(Data under study begins)

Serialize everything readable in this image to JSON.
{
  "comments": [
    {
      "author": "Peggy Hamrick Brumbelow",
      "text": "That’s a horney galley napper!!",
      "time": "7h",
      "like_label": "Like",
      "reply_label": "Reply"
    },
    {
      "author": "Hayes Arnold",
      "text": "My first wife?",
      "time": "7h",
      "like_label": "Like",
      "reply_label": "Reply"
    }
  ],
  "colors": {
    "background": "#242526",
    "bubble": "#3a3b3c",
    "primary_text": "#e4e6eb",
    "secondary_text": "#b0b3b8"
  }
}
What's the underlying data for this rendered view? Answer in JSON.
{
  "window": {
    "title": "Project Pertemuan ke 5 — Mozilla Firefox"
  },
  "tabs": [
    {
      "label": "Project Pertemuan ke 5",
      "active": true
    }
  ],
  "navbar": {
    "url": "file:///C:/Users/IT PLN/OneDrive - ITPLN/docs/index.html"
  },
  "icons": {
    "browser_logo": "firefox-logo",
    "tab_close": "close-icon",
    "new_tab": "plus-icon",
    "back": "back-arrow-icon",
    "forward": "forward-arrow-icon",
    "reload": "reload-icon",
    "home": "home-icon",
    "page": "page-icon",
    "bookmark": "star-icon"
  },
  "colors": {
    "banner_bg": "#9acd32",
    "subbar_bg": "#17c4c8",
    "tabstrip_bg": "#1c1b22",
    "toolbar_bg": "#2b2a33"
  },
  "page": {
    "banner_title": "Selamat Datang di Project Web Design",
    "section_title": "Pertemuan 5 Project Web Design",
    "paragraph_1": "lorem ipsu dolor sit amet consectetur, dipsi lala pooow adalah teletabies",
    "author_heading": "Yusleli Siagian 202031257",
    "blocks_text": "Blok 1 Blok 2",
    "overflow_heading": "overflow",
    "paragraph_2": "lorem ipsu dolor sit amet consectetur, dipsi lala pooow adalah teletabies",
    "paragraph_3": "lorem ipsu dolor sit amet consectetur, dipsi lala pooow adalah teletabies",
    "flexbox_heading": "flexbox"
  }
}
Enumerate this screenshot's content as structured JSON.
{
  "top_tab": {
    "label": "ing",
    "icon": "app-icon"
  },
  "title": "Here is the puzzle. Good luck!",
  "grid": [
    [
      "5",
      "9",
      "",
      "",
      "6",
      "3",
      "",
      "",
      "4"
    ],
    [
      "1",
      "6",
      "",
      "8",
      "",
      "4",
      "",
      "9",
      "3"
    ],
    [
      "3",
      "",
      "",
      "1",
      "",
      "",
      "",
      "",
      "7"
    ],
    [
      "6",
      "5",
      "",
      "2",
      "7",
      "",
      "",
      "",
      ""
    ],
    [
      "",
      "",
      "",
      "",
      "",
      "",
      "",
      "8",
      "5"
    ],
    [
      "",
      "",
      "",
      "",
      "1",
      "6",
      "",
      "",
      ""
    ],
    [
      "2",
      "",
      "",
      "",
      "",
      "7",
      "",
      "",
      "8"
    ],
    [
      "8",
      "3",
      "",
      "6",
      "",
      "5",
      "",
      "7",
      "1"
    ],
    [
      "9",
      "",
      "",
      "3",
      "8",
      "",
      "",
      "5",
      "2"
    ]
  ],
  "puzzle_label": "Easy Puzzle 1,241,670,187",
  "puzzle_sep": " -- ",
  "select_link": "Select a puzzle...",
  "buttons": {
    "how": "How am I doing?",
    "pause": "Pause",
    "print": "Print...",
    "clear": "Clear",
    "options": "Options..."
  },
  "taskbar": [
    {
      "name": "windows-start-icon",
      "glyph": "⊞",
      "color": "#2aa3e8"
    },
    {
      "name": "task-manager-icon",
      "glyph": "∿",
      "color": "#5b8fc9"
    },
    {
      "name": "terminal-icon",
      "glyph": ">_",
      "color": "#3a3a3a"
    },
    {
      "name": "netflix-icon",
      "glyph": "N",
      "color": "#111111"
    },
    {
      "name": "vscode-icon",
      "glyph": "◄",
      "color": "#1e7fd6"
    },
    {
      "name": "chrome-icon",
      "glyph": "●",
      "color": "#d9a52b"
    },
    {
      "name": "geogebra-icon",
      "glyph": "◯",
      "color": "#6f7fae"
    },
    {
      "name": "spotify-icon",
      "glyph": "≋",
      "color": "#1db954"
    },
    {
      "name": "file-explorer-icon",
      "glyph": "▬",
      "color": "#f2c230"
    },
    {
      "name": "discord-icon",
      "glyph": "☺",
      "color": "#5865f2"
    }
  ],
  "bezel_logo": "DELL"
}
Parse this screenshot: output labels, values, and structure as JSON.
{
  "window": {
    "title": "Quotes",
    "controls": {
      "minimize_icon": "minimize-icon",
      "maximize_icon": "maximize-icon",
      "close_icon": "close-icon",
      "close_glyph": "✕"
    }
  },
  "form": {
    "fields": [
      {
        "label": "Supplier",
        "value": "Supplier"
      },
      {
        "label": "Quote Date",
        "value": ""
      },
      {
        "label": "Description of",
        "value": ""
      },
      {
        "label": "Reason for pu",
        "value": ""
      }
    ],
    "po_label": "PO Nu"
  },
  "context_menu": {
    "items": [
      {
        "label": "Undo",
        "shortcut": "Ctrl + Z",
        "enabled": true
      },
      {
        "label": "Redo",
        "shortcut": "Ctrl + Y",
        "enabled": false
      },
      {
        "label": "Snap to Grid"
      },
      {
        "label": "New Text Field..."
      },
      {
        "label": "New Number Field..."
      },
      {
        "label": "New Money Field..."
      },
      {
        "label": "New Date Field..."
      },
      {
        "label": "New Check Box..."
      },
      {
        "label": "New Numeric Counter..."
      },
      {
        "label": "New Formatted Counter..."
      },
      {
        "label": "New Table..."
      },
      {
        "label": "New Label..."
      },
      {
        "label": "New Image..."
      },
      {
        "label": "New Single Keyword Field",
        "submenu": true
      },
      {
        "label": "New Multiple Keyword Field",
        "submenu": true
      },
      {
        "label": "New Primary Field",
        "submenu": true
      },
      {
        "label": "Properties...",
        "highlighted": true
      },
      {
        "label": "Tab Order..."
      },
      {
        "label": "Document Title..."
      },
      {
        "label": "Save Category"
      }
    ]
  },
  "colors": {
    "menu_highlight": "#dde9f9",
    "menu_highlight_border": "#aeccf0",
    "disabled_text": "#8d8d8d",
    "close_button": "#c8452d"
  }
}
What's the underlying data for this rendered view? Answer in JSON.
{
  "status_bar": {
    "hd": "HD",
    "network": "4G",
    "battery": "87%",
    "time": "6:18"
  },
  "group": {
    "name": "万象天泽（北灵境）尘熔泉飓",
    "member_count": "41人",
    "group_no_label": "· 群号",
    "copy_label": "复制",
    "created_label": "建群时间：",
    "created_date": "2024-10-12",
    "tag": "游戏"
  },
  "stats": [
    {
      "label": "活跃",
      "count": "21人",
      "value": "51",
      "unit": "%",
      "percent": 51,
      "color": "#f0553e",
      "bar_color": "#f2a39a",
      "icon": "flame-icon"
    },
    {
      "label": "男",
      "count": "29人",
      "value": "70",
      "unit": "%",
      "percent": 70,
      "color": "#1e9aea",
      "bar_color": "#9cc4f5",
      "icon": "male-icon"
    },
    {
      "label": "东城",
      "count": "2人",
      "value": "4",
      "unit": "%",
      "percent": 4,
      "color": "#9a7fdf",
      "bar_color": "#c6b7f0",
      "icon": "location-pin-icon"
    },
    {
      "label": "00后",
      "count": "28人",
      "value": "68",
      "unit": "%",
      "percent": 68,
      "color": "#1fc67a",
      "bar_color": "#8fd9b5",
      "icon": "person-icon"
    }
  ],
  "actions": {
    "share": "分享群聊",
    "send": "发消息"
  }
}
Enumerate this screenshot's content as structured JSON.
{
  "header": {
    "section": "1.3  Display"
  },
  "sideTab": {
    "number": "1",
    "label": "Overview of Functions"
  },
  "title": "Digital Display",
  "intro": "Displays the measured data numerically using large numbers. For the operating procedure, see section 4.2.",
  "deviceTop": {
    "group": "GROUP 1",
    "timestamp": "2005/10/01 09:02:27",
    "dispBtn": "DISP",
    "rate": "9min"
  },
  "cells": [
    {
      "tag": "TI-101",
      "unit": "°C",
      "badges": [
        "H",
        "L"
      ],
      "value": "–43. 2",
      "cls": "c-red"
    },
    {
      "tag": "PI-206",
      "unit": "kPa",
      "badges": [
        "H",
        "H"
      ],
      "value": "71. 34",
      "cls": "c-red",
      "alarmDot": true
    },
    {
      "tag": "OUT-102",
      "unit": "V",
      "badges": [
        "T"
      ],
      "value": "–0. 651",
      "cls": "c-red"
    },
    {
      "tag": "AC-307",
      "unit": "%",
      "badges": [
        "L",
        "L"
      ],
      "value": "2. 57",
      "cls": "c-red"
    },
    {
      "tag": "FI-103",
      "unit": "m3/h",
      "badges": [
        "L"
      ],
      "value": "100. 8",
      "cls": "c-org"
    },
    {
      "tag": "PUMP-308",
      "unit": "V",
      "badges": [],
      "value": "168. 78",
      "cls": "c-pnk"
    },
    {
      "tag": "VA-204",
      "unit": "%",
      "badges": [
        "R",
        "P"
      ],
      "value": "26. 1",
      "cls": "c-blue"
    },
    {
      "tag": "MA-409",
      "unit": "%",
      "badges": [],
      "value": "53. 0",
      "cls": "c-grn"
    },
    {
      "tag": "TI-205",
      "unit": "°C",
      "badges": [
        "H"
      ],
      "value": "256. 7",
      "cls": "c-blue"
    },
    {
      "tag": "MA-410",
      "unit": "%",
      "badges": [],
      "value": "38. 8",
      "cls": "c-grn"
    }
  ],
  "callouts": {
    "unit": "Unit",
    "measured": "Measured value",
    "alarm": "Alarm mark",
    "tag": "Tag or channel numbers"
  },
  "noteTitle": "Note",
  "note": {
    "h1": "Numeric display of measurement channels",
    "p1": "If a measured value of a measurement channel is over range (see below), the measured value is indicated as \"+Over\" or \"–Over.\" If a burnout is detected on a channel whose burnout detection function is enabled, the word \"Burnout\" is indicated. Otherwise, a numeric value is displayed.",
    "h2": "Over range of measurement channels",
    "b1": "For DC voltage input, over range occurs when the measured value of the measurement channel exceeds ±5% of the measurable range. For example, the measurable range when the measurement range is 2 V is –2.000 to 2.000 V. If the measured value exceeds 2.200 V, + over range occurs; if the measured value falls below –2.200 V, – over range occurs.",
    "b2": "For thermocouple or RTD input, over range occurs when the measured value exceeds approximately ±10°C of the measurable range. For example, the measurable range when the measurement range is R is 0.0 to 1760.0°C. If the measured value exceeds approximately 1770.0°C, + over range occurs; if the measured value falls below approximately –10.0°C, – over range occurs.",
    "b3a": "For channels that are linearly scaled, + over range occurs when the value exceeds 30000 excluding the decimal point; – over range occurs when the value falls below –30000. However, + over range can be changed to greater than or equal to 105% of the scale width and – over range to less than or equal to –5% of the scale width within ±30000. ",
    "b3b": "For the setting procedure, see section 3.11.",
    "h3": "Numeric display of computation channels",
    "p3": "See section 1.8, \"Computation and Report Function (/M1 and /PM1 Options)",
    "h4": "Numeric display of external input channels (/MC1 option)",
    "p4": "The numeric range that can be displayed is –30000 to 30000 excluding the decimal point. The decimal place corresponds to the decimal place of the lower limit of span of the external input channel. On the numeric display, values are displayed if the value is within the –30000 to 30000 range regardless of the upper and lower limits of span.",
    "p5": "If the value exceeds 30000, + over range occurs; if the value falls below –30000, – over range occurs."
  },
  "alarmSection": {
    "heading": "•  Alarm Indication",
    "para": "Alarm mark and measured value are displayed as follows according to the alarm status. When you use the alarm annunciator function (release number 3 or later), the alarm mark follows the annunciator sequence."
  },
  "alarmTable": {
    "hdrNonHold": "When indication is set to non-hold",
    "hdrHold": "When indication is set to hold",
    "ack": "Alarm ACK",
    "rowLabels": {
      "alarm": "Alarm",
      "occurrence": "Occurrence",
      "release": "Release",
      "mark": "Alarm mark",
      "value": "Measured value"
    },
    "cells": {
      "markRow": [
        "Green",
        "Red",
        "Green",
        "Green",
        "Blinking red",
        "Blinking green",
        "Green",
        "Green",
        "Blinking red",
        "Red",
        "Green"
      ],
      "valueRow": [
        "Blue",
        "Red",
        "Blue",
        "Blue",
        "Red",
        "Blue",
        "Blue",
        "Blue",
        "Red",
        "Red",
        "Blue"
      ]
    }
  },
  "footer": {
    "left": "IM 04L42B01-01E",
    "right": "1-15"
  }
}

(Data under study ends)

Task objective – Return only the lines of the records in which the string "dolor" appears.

Answer section –
    "paragraph_1": "lorem ipsu dolor sit amet consectetur, dipsi lala pooow adalah teletabies",
    "paragraph_2": "lorem ipsu dolor sit amet consectetur, dipsi lala pooow adalah teletabies",
    "paragraph_3": "lorem ipsu dolor sit amet consectetur, dipsi lala pooow adalah teletabies",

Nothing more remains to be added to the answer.